[Start of Attachment]

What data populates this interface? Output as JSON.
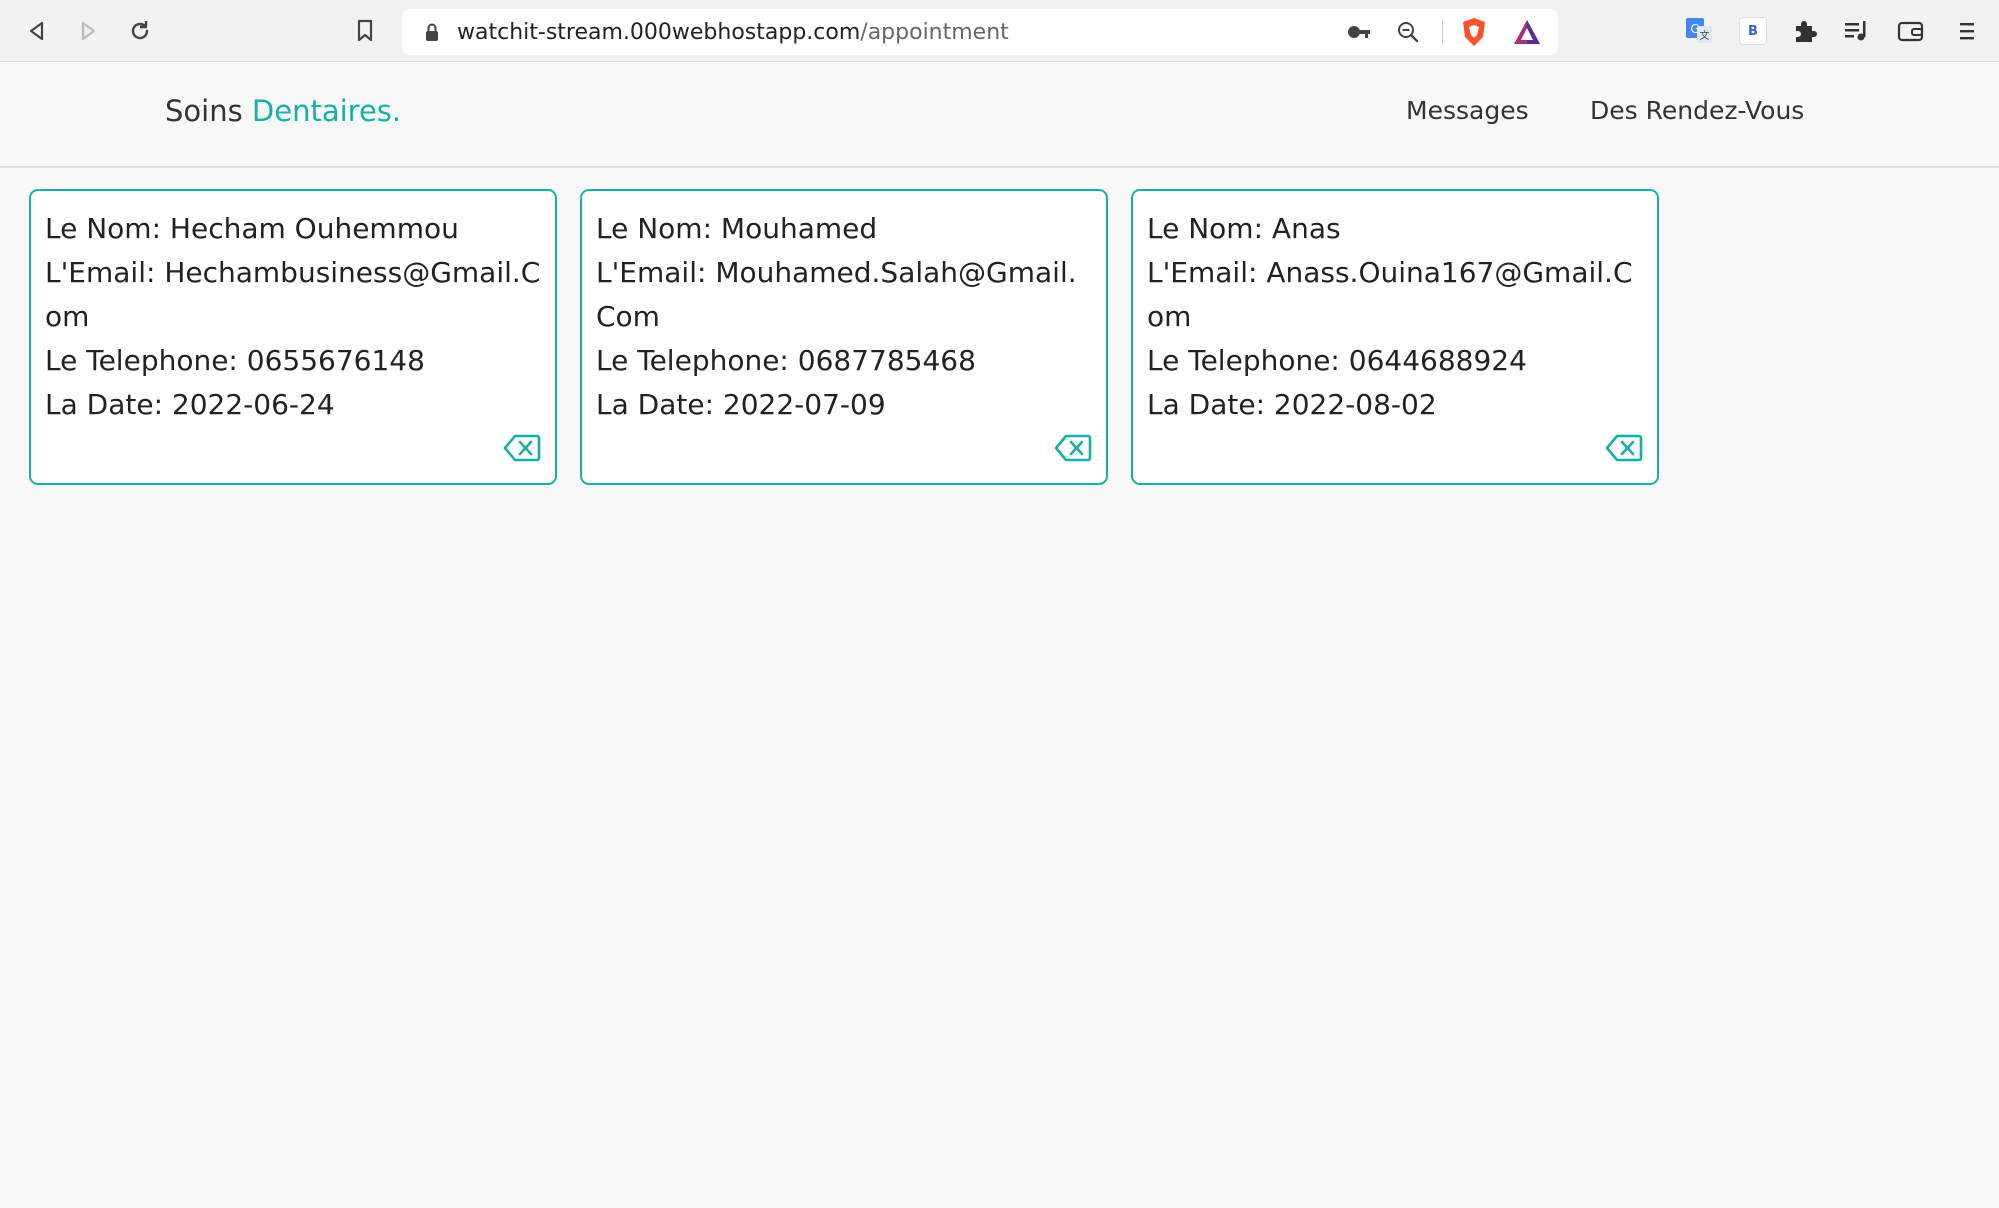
{
  "browser": {
    "url_domain": "watchit-stream.000webhostapp.com",
    "url_path": "/appointment",
    "icons": [
      "back-icon",
      "forward-icon",
      "reload-icon",
      "bookmark-icon",
      "lock-icon",
      "key-icon",
      "zoom-out-icon",
      "brave-shield-icon",
      "brave-rewards-icon",
      "translate-icon",
      "extension-b-icon",
      "extensions-puzzle-icon",
      "media-playlist-icon",
      "wallet-icon",
      "menu-icon"
    ],
    "ext_b_label": "B"
  },
  "header": {
    "logo_main": "Soins ",
    "logo_accent": "Dentaires.",
    "nav": [
      {
        "label": "Messages"
      },
      {
        "label": "Des Rendez-Vous"
      }
    ]
  },
  "colors": {
    "accent": "#17b0a7"
  },
  "appointments": [
    {
      "name": "Le Nom: Hecham Ouhemmou",
      "email": "L'Email: Hechambusiness@Gmail.Com",
      "phone": "Le Telephone: 0655676148",
      "date": "La Date: 2022-06-24"
    },
    {
      "name": "Le Nom: Mouhamed",
      "email": "L'Email: Mouhamed.Salah@Gmail.Com",
      "phone": "Le Telephone: 0687785468",
      "date": "La Date: 2022-07-09"
    },
    {
      "name": "Le Nom: Anas",
      "email": "L'Email: Anass.Ouina167@Gmail.Com",
      "phone": "Le Telephone: 0644688924",
      "date": "La Date: 2022-08-02"
    }
  ]
}
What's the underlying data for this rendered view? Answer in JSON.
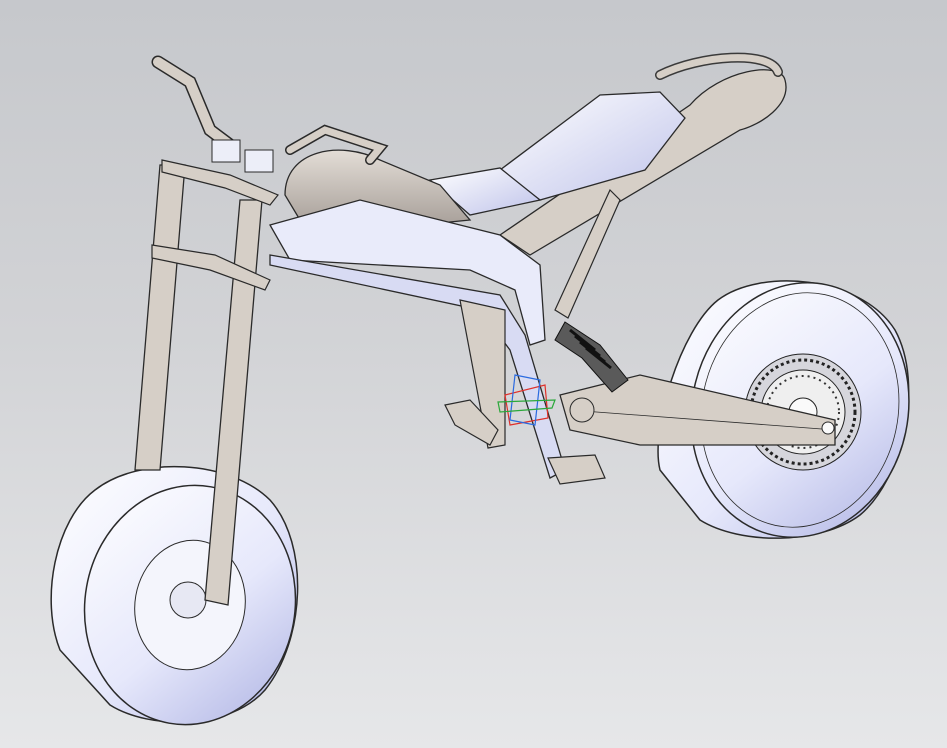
{
  "viewport": {
    "background_top": "#c6c8cc",
    "background_bottom": "#e6e7e9",
    "model_name": "",
    "parts": [
      "handlebar",
      "fork",
      "front-wheel",
      "rear-wheel",
      "brake-disc",
      "main-frame",
      "seat",
      "tank",
      "swingarm",
      "rear-shock",
      "footpeg",
      "coordinate-triad"
    ]
  },
  "colors": {
    "metal": "#d6cfc7",
    "wheel": "#eef0fb",
    "wheel_shade": "#c9cdef",
    "edge": "#2a2a2a",
    "triad_x": "#e0302a",
    "triad_y": "#2aa83a",
    "triad_z": "#2a6ae0"
  }
}
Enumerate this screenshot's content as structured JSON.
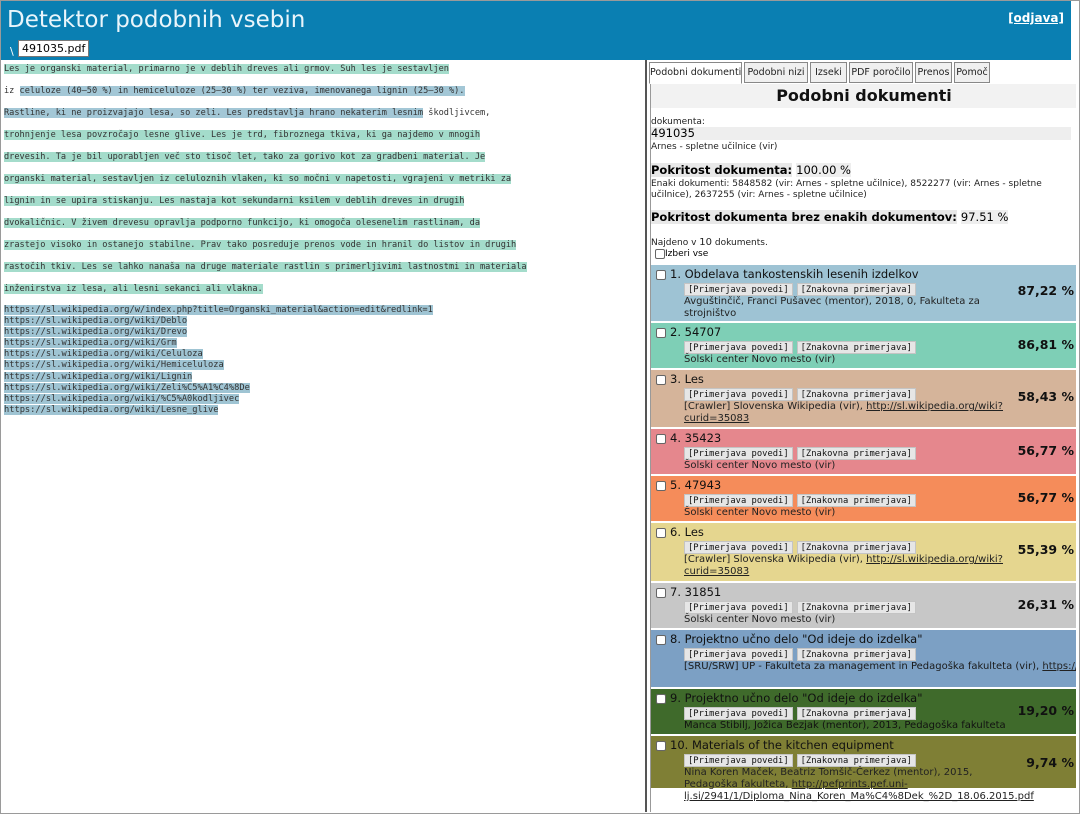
{
  "header": {
    "title": "Detektor podobnih vsebin",
    "logout": "[odjava]",
    "file_tab": "491035.pdf",
    "marker": "\\"
  },
  "document_text": {
    "lines": [
      {
        "text": "Les je organski material, primarno je v deblih dreves ali grmov. Suh les je sestavljen",
        "hl": "#a4dccb",
        "plain_after": ""
      },
      {
        "text": "iz celuloze (40–50 %) in hemiceluloze (25–30 %) ter veziva, imenovanega lignin (25–30 %).",
        "hl": "#a3c7d6",
        "plain_before": "iz ",
        "body": "celuloze (40–50 %) in hemiceluloze (25–30 %) ter veziva, imenovanega lignin (25–30 %)."
      },
      {
        "text": "Rastline, ki ne proizvajajo lesa, so zeli. Les predstavlja hrano nekaterim lesnim škodljivcem,",
        "hl": "#a3c7d6",
        "body": "Rastline, ki ne proizvajajo lesa, so zeli. Les predstavlja hrano nekaterim lesnim",
        "plain_after": " škodljivcem,"
      },
      {
        "text": "trohnjenje lesa povzročajo lesne glive. Les je trd, fibroznega tkiva, ki ga najdemo v mnogih",
        "hl": "#a4dccb"
      },
      {
        "text": "drevesih. Ta je bil uporabljen več sto tisoč let, tako za gorivo kot za gradbeni material. Je",
        "hl": "#a4dccb"
      },
      {
        "text": "organski material, sestavljen iz celuloznih vlaken, ki so močni v napetosti, vgrajeni v metriki za",
        "hl": "#a4dccb"
      },
      {
        "text": "lignin in se upira stiskanju. Les nastaja kot sekundarni ksilem v deblih dreves in drugih",
        "hl": "#a4dccb"
      },
      {
        "text": "dvokaličnic. V živem drevesu opravlja podporno funkcijo, ki omogoča olesenelim rastlinam, da",
        "hl": "#a4dccb"
      },
      {
        "text": "zrastejo visoko in ostanejo stabilne. Prav tako posreduje prenos vode in hranil do listov in drugih",
        "hl": "#a4dccb"
      },
      {
        "text": "rastočih tkiv. Les se lahko nanaša na druge materiale rastlin s primerljivimi lastnostmi in materiala",
        "hl": "#a4dccb"
      },
      {
        "text": "inženirstva iz lesa, ali lesni sekanci ali vlakna.",
        "hl": "#a4dccb"
      }
    ],
    "links": [
      "https://sl.wikipedia.org/w/index.php?title=Organski_material&action=edit&redlink=1",
      "https://sl.wikipedia.org/wiki/Deblo",
      "https://sl.wikipedia.org/wiki/Drevo",
      "https://sl.wikipedia.org/wiki/Grm",
      "https://sl.wikipedia.org/wiki/Celuloza",
      "https://sl.wikipedia.org/wiki/Hemiceluloza",
      "https://sl.wikipedia.org/wiki/Lignin",
      "https://sl.wikipedia.org/wiki/Zeli%C5%A1%C4%8De",
      "https://sl.wikipedia.org/wiki/%C5%A0kodljivec",
      "https://sl.wikipedia.org/wiki/Lesne_glive"
    ]
  },
  "tabs": [
    "Podobni dokumenti",
    "Podobni nizi",
    "Izseki",
    "PDF poročilo",
    "Prenos",
    "Pomoč"
  ],
  "panel": {
    "title": "Podobni dokumenti",
    "doc_label": "dokumenta:",
    "doc_id": "491035",
    "doc_source": "Arnes - spletne učilnice (vir)",
    "coverage_label": "Pokritost dokumenta:",
    "coverage_value": "100.00 %",
    "same_docs": "Enaki dokumenti: 5848582 (vir: Arnes - spletne učilnice), 8522277 (vir: Arnes - spletne učilnice), 2637255 (vir: Arnes - spletne učilnice)",
    "coverage2_label": "Pokritost dokumenta brez enakih dokumentov:",
    "coverage2_value": "97.51 %",
    "found_prefix": "Najdeno v",
    "found_count": "10",
    "found_suffix": "dokuments.",
    "select_all": "Izberi vse",
    "btn_sentence": "[Primerjava povedi]",
    "btn_char": "[Znakovna primerjava]"
  },
  "results": [
    {
      "title": "1. Obdelava tankostenskih lesenih izdelkov",
      "meta": " Avguštinčič, Franci Pušavec (mentor), 2018, 0, Fakulteta za strojništvo",
      "link": "",
      "pct": "87,22 %",
      "color": "#9ec3d4",
      "text_color": "#222222"
    },
    {
      "title": "2. 54707",
      "meta": "Šolski center Novo mesto (vir)",
      "link": "",
      "pct": "86,81 %",
      "color": "#7ecfb6",
      "text_color": "#222222"
    },
    {
      "title": "3. Les",
      "meta": "[Crawler] Slovenska Wikipedia (vir), ",
      "link": "http://sl.wikipedia.org/wiki?curid=35083",
      "pct": "58,43 %",
      "color": "#d5b49a",
      "text_color": "#222222"
    },
    {
      "title": "4. 35423",
      "meta": "Šolski center Novo mesto (vir)",
      "link": "",
      "pct": "56,77 %",
      "color": "#e5878d",
      "text_color": "#222222"
    },
    {
      "title": "5. 47943",
      "meta": "Šolski center Novo mesto (vir)",
      "link": "",
      "pct": "56,77 %",
      "color": "#f58c5a",
      "text_color": "#222222"
    },
    {
      "title": "6. Les",
      "meta": "[Crawler] Slovenska Wikipedia (vir), ",
      "link": "http://sl.wikipedia.org/wiki?curid=35083",
      "pct": "55,39 %",
      "color": "#e5d68f",
      "text_color": "#222222"
    },
    {
      "title": "7. 31851",
      "meta": "Šolski center Novo mesto (vir)",
      "link": "",
      "pct": "26,31 %",
      "color": "#c7c7c7",
      "text_color": "#222222"
    },
    {
      "title": "8. Projektno učno delo \"Od ideje do izdelka\"",
      "meta": "[SRU/SRW] UP - Fakulteta za management in Pedagoška fakulteta (vir), ",
      "link": "https://share.upr.si/PEF/EDIPLOME/DIPLOMSKE_NALOGE/Stibilj_Manca_2013.pdf",
      "pct": "",
      "color": "#7ca0c4",
      "text_color": "#1a1a1a"
    },
    {
      "title": "9. Projektno učno delo \"Od ideje do izdelka\"",
      "meta": "Manca Stibilj, Jožica Bezjak (mentor), 2013, Pedagoška fakulteta",
      "link": "",
      "pct": "19,20 %",
      "color": "#3f6a2b",
      "text_color": "#111111"
    },
    {
      "title": "10. Materials of the kitchen equipment",
      "meta": "Nina Koren Maček, Beatriz Tomšič-Čerkez (mentor), 2015, Pedagoška fakulteta, ",
      "link": "http://pefprints.pef.uni-lj.si/2941/1/Diploma_Nina_Koren_Ma%C4%8Dek_%2D_18.06.2015.pdf",
      "pct": "9,74 %",
      "color": "#7f7f35",
      "text_color": "#222222"
    }
  ]
}
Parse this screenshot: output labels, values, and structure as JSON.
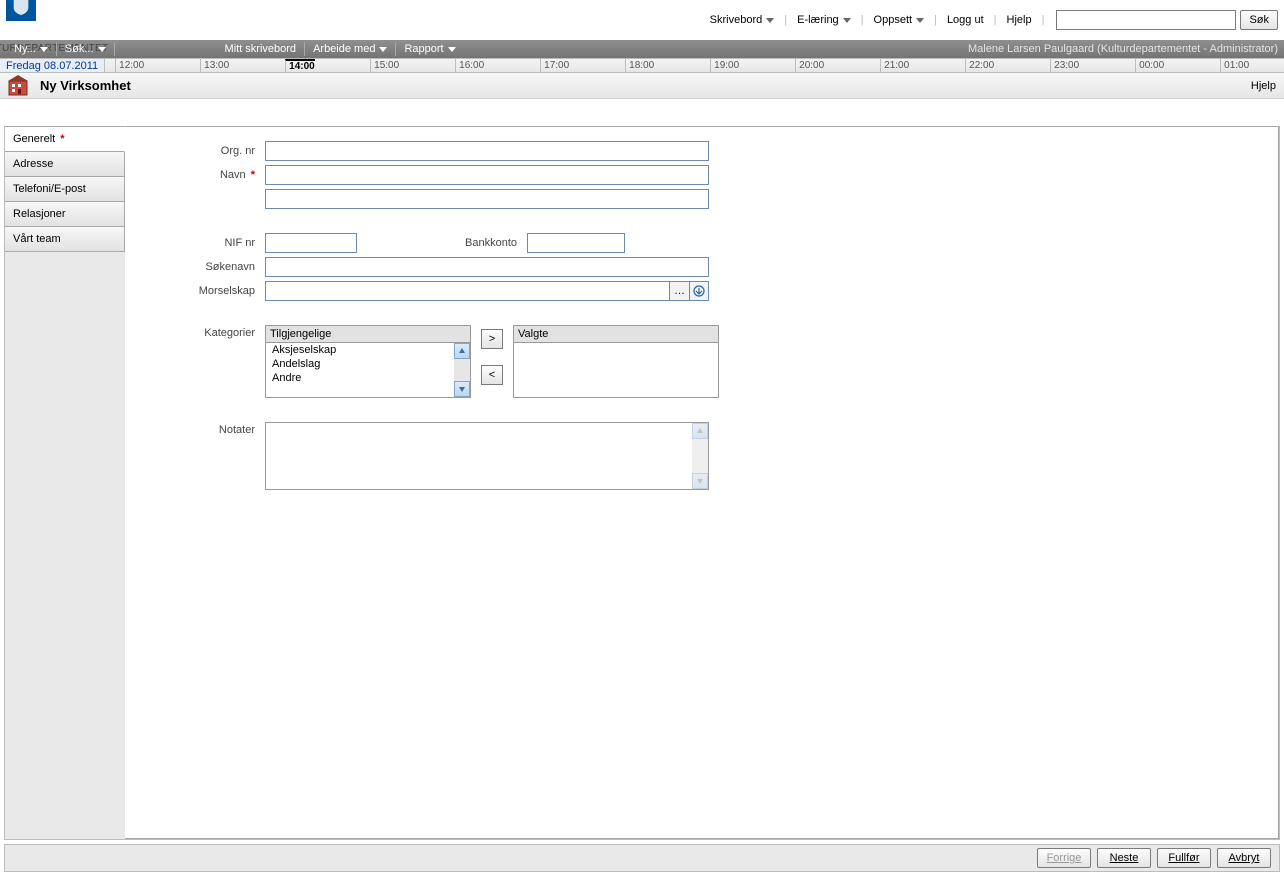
{
  "brand": "KULTURDEPARTEMENTET",
  "top_nav": {
    "skrivebord": "Skrivebord",
    "elaering": "E-læring",
    "oppsett": "Oppsett",
    "logg_ut": "Logg ut",
    "hjelp": "Hjelp",
    "search_button": "Søk"
  },
  "menubar": {
    "ny": "Ny...",
    "sok": "Søk...",
    "mitt": "Mitt skrivebord",
    "arbeide": "Arbeide med",
    "rapport": "Rapport",
    "user_context": "Malene Larsen Paulgaard (Kulturdepartementet - Administrator)"
  },
  "timeline": {
    "date": "Fredag 08.07.2011",
    "hours": [
      "12:00",
      "13:00",
      "14:00",
      "15:00",
      "16:00",
      "17:00",
      "18:00",
      "19:00",
      "20:00",
      "21:00",
      "22:00",
      "23:00",
      "00:00",
      "01:00"
    ],
    "active_index": 2
  },
  "page": {
    "title": "Ny Virksomhet",
    "help": "Hjelp"
  },
  "sidebar": {
    "generelt": "Generelt",
    "adresse": "Adresse",
    "telefoni": "Telefoni/E-post",
    "relasjoner": "Relasjoner",
    "team": "Vårt team"
  },
  "form": {
    "org_nr": "Org. nr",
    "navn": "Navn",
    "nif_nr": "NIF nr",
    "bankkonto": "Bankkonto",
    "sokenavn": "Søkenavn",
    "morselskap": "Morselskap",
    "kategorier": "Kategorier",
    "tilgjengelige": "Tilgjengelige",
    "valgte": "Valgte",
    "notater": "Notater",
    "available_items": [
      "Aksjeselskap",
      "Andelslag",
      "Andre"
    ]
  },
  "wizard": {
    "forrige": "Forrige",
    "neste": "Neste",
    "fullfor": "Fullfør",
    "avbryt": "Avbryt"
  }
}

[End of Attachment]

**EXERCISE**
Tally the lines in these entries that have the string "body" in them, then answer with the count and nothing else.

**SOLUTION BELOW**
2